For the first time, the WHO classification of brain tumors has introduced molecular parameters in the diagnosis of brain tumors. Together with embryonal tumors, the diffuse gliomas have suffered significant changes in diagnosis, prognosis, and response to treatment. A new concept of “integrated diagnosis” comes to combine the classical diagnosis with the molecular one. While it is still impossible to disregard the histopathological component, according to the new rule (“molecular beats histology”) makes molecular parameters dominant in the final diagnosis. Currently, the diffuse gliomas (oligodendroglial or astrocytic) are nosologically closer than the astrocytomas with a diffuse growth pattern, and the astrocytomas with a more circumscribed growth pattern defined by the presence of the IDH mutation. The family tree was redefined by the presence of the IDH mutation and of the 1p/19q codeletion. The implementation of this new concept in clinical practice will improve patient management, as well as the design of clinical trials and experimental studies. This must also be seen as a model for diagnosis setting in the new molecular era.

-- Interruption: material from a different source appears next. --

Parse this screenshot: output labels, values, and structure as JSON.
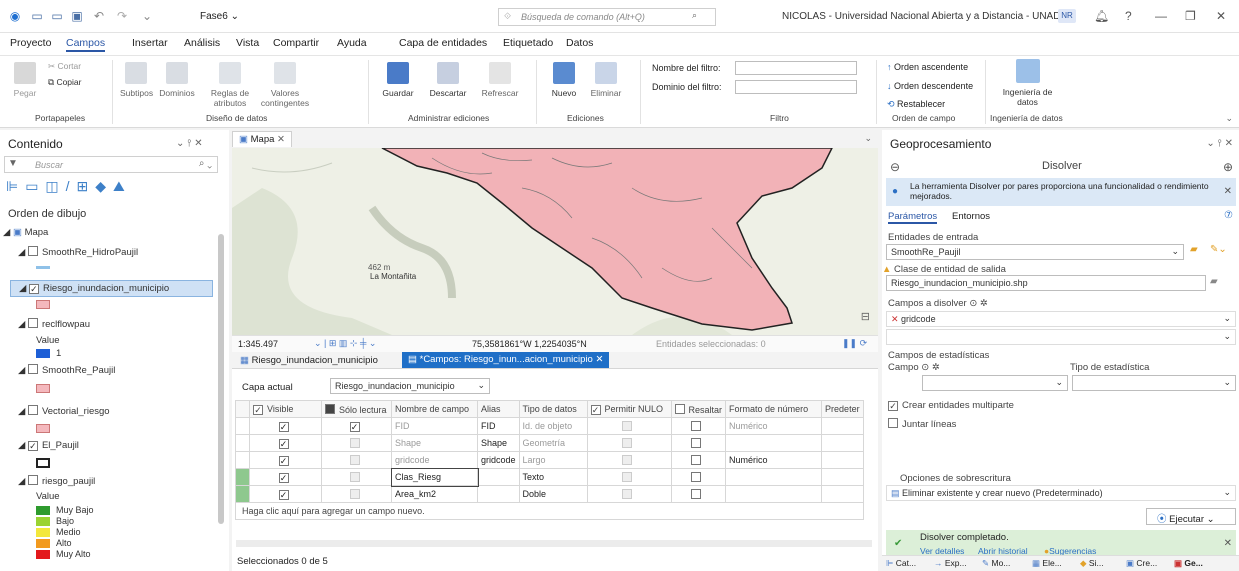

Part of the book: Glioma
Unruptured intracranial aneurysms (UIAs) represent a major public health issue due to their unpredictable natural history. Whether to actively treat them or to maintain them under observation remains a hotly disputed topic. In this chapter, we present a review of the literature regarding the history of clipping and its use in UIAs, as well as the experience of our senior author in this field. We performed an extensive Medline and Google Academic search of the relevant literature. We have also made a retrospective analysis on patients harboring UIAs and multiple intracranial aneurysms (MIAs) clipped by the senior author between 1997 and 2017. About 89 patients had solitary UIAs, alongside 101 with MIAs possessing 257 individual aneurysms in total. All UIA patients were discharged with a favorable neurological outcome and no mortality. Concerning MIAs, the majority of cases had 2 aneurysms, the highest number being 6. And, 61 patients from this group had a favorable outcome. In the hands of experienced vascular neurosurgeons, clipping remains a safe option for both UIAs and MIAs. This procedure offers a long-lasting protection from aneurysmal rupture. In the future, new clip technologies and intraprocedural methods of verifying vessel patency and aneurysmal occlusion may further enhance postoperative results.
Part of the book: New Insight into Cerebrovascular Diseases